Work request:
Take each line of the material that includes "likes" and copy it.

Supplied data:
-------

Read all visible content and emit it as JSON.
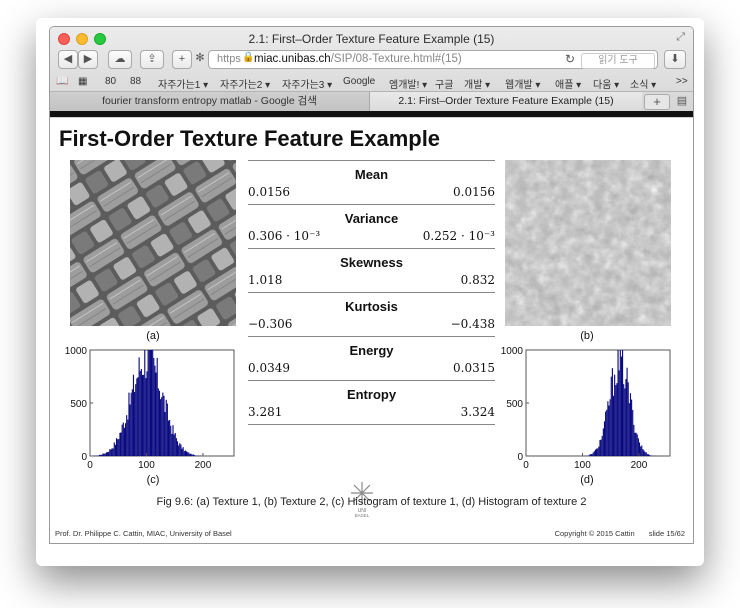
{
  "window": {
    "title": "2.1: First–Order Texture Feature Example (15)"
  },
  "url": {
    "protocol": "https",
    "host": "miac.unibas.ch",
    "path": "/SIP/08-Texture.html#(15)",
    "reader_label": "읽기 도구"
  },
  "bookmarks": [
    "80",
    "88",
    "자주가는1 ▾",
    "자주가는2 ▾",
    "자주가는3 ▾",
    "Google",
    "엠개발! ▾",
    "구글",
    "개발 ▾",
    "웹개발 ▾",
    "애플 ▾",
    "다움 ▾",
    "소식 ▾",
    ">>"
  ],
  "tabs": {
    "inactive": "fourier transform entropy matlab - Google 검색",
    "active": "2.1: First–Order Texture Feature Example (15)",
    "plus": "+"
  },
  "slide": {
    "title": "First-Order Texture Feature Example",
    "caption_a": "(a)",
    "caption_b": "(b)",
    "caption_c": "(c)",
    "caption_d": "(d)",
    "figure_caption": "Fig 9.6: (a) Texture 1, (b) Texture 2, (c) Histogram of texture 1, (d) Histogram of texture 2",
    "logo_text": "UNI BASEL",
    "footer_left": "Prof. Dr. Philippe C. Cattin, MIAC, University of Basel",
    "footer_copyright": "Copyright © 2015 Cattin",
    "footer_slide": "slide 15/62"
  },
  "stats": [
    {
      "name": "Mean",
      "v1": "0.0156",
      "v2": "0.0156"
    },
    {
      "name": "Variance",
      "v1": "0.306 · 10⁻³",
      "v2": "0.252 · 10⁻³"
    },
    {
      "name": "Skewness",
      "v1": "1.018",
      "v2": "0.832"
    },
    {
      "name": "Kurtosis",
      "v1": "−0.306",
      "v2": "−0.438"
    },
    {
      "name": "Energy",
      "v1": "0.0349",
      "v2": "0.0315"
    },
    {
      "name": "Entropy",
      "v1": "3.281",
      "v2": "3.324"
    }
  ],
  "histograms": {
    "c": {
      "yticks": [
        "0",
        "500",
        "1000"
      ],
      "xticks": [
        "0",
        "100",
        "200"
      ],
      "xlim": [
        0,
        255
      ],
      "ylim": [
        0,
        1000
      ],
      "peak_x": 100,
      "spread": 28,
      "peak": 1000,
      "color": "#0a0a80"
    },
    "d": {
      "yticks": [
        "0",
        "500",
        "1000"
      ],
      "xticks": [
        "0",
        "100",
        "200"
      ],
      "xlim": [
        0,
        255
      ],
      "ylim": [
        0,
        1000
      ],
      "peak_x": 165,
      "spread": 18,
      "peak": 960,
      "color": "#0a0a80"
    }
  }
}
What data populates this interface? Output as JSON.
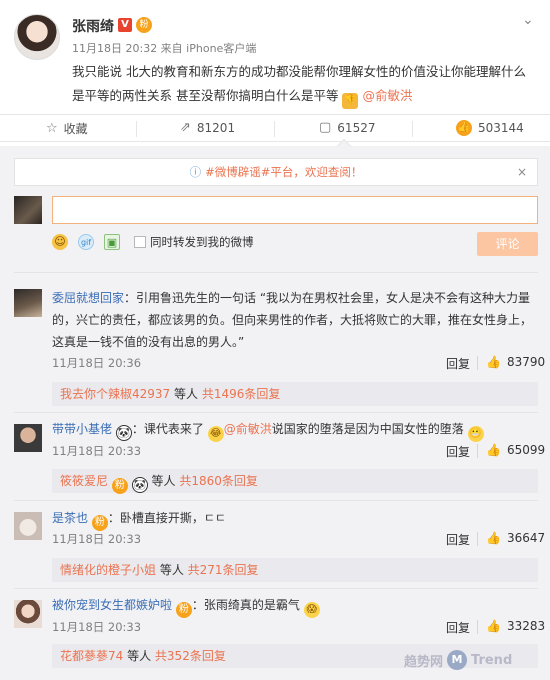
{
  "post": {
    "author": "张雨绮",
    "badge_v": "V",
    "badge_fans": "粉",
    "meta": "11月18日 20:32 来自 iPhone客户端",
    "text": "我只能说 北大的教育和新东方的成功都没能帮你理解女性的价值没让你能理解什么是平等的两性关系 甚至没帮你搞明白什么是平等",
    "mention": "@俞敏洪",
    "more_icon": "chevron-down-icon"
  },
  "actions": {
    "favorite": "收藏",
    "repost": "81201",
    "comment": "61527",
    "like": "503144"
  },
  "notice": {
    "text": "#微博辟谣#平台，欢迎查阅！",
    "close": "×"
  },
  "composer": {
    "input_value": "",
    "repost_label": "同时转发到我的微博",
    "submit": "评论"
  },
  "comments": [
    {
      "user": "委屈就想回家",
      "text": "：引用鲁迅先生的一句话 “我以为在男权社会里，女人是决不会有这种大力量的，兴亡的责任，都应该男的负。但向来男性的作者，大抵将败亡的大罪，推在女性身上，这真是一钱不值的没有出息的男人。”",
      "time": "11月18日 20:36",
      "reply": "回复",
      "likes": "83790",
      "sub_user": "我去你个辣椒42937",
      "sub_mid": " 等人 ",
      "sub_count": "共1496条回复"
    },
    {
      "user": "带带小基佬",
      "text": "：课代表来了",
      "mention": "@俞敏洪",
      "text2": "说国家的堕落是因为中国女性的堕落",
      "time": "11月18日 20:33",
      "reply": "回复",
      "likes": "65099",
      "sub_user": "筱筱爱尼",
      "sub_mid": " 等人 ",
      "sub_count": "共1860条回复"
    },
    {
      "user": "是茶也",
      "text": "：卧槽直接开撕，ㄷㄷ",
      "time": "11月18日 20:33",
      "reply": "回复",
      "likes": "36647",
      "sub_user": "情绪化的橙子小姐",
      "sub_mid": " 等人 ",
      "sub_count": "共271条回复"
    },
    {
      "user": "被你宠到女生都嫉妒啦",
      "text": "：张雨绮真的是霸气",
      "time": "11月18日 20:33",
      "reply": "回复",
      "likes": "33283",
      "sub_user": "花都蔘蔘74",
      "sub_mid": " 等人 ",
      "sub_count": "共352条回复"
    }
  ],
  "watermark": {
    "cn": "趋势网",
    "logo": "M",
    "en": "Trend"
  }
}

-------

Solution for this task:
      "likes": "83790",
      "likes": "65099",
      "likes": "36647",
      "likes": "33283",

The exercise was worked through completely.